The 5 Most Common Ways House Fires Start
If you’re looking for a good reason to quit smoking, consider this. As the fifth leading cause of house fires, smoking kills 580 people a year and injures another 1,280. Most smoking-related fires start indoors, so if you absolutely can’t or won’t quit, smoke outside and put out your butts in a sand-filled can. And if you insist on smoking indoors, don’t smoke in a home where oxygen is used. Extinguish your butts completely and soak them before throwing them in the trash.
4 Electrical Wiring
Those overloaded electric sockets are more than eyesores. Faulty and improperly used electrical equipment is fourth leading cause of house fires, responsible for $817 million in property damage annually. Electrical fires are also caused by frayed wires, overloaded extension cords and wall sockets, and faulty electrical equipment. Look for the UL logo or the logo of another nationally recognized laboratory when shopping for anything you’ll need to plug in, and use extension cords within reason.

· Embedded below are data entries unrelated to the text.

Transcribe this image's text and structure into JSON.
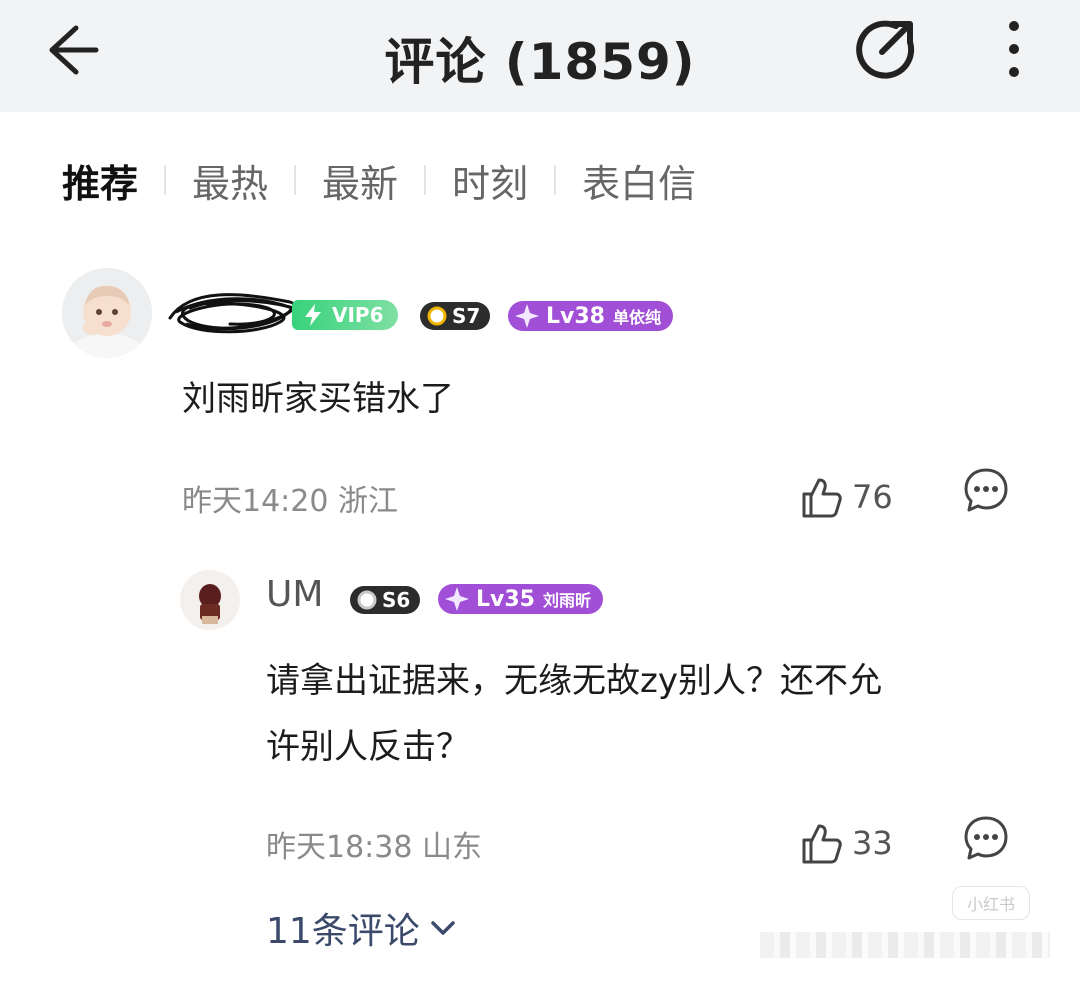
{
  "header": {
    "title": "评论 (1859)",
    "back_icon": "arrow-left-icon",
    "share_icon": "share-icon",
    "more_icon": "more-vertical-icon"
  },
  "tabs": [
    {
      "label": "推荐",
      "active": true
    },
    {
      "label": "最热",
      "active": false
    },
    {
      "label": "最新",
      "active": false
    },
    {
      "label": "时刻",
      "active": false
    },
    {
      "label": "表白信",
      "active": false
    }
  ],
  "comment": {
    "badges": {
      "vip": "VIP6",
      "season": "S7",
      "level": "Lv38",
      "level_name": "单依纯"
    },
    "text": "刘雨昕家买错水了",
    "time_location": "昨天14:20 浙江",
    "likes": "76"
  },
  "reply": {
    "username": "UM",
    "badges": {
      "season": "S6",
      "level": "Lv35",
      "level_name": "刘雨昕"
    },
    "text_line1": "请拿出证据来，无缘无故zy别人？还不允",
    "text_line2": "许别人反击？",
    "time_location": "昨天18:38 山东",
    "likes": "33"
  },
  "more_replies": "11条评论",
  "watermark": "小红书",
  "colors": {
    "header_bg": "#f2f3f5",
    "vip_green": "#37d27c",
    "level_purple": "#a14fd6",
    "link_blue": "#3b4a6b"
  }
}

Unfortunately, human malice is the third most common cause of house fires. According to the National Fire Protection Association, “nearly two-thirds (63 percent) of intentional structure fires occurred in structures that are occupied.” These fires cause 330 deaths and 940 injuries every year. Arsonists most commonly start their fires in a trash can or rubbish bin, and inside the house, most of these fires—about 13 percent—begin in the bedroom.

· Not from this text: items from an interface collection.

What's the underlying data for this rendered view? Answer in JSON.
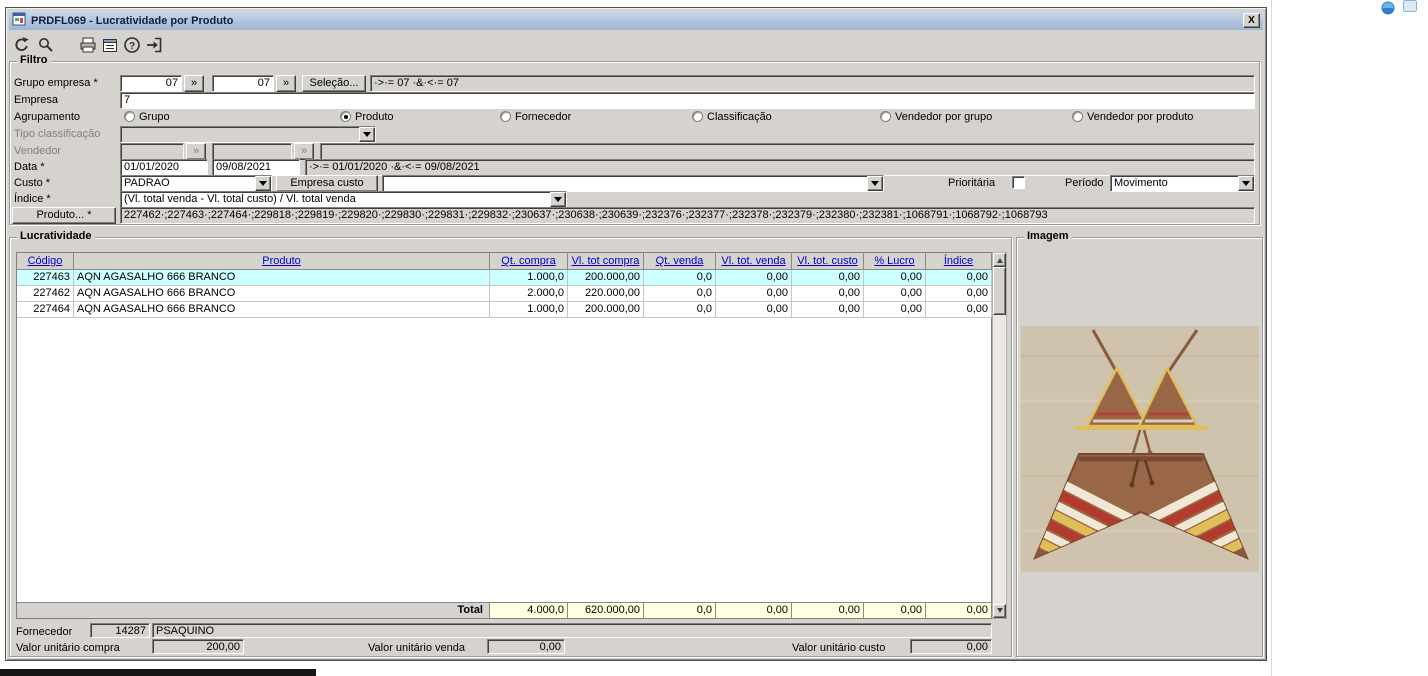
{
  "window": {
    "title": "PRDFL069 - Lucratividade por Produto",
    "close": "X"
  },
  "toolbar": {
    "icons": [
      "undo-icon",
      "search-icon",
      "print-icon",
      "calendar-icon",
      "help-icon",
      "exit-icon"
    ]
  },
  "filtro": {
    "legend": "Filtro",
    "grupo_empresa_label": "Grupo empresa *",
    "grupo_empresa_from": "07",
    "grupo_empresa_to": "07",
    "more_label": "»",
    "selecao_button": "Seleção...",
    "grupo_empresa_range": "·>·= 07  ·&·<·= 07",
    "empresa_label": "Empresa",
    "empresa_value": "7",
    "agrupamento_label": "Agrupamento",
    "agrupamento_options": [
      {
        "label": "Grupo",
        "selected": false
      },
      {
        "label": "Produto",
        "selected": true
      },
      {
        "label": "Fornecedor",
        "selected": false
      },
      {
        "label": "Classificação",
        "selected": false
      },
      {
        "label": "Vendedor por grupo",
        "selected": false
      },
      {
        "label": "Vendedor por produto",
        "selected": false
      }
    ],
    "tipo_classificacao_label": "Tipo classificação",
    "tipo_classificacao_value": "",
    "vendedor_label": "Vendedor",
    "vendedor_from": "",
    "vendedor_to": "",
    "data_label": "Data *",
    "data_from": "01/01/2020",
    "data_to": "09/08/2021",
    "data_range": "·>·= 01/01/2020  ·&·<·= 09/08/2021",
    "custo_label": "Custo *",
    "custo_value": "PADRAO",
    "empresa_custo_button": "Empresa custo",
    "custo_empresa_value": "",
    "prioritaria_label": "Prioritária",
    "prioritaria_checked": false,
    "periodo_label": "Período",
    "periodo_value": "Movimento",
    "indice_label": "Índice *",
    "indice_value": "(Vl. total venda - Vl. total custo) / Vl. total venda",
    "produto_button": "Produto... *",
    "produto_value": "227462·;227463·;227464·;229818·;229819·;229820·;229830·;229831·;229832·;230637·;230638·;230639·;232376·;232377·;232378·;232379·;232380·;232381·;1068791·;1068792·;1068793"
  },
  "lucratividade": {
    "legend": "Lucratividade",
    "columns": [
      "Código",
      "Produto",
      "Qt. compra",
      "Vl. tot compra",
      "Qt. venda",
      "Vl. tot. venda",
      "Vl. tot. custo",
      "% Lucro",
      "Índice"
    ],
    "rows": [
      [
        "227463",
        "AQN AGASALHO 666 BRANCO",
        "1.000,0",
        "200.000,00",
        "0,0",
        "0,00",
        "0,00",
        "0,00",
        "0,00"
      ],
      [
        "227462",
        "AQN AGASALHO 666 BRANCO",
        "2.000,0",
        "220.000,00",
        "0,0",
        "0,00",
        "0,00",
        "0,00",
        "0,00"
      ],
      [
        "227464",
        "AQN AGASALHO 666 BRANCO",
        "1.000,0",
        "200.000,00",
        "0,0",
        "0,00",
        "0,00",
        "0,00",
        "0,00"
      ]
    ],
    "total_label": "Total",
    "totals": [
      "4.000,0",
      "620.000,00",
      "0,0",
      "0,00",
      "0,00",
      "0,00",
      "0,00"
    ],
    "fornecedor_label": "Fornecedor",
    "fornecedor_code": "14287",
    "fornecedor_name": "PSAQUINO",
    "vu_compra_label": "Valor unitário compra",
    "vu_compra": "200,00",
    "vu_venda_label": "Valor unitário venda",
    "vu_venda": "0,00",
    "vu_custo_label": "Valor unitário custo",
    "vu_custo": "0,00"
  },
  "imagem": {
    "legend": "Imagem",
    "photo": "crochet-top-and-shorts-photo"
  }
}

2 Heaters and Chimneys
Chimney sweepers are a symbol of good luck. That’s because they prevent the second leading cause of house fires. In 2010, faulty heating equipment was responsible for an estimated 57,000 house fires. Some 37 percent started in the chimney area, but another 32 percent of heating-related house fires were caused by space heaters. Be sure to have your chimneys inspected and cleaned once a year, and if you have a fireplace or wood stove, never use it to burn paper, trash or green wood.
1 Cooking Equipment
If you can’t stand the heat, stay out of the kitchen. But turn off the stove first. Cooking-related fires are the leading cause of house fires. Never leave the kitchen if you are grilling, frying or boiling a meal. And if you’ve been drinking or are under the influence of any medication that’s making you drowsy, leave the cooking to someone else. If you’re barbecuing outside, keep the grill at least 10 feet from siding and deck railings.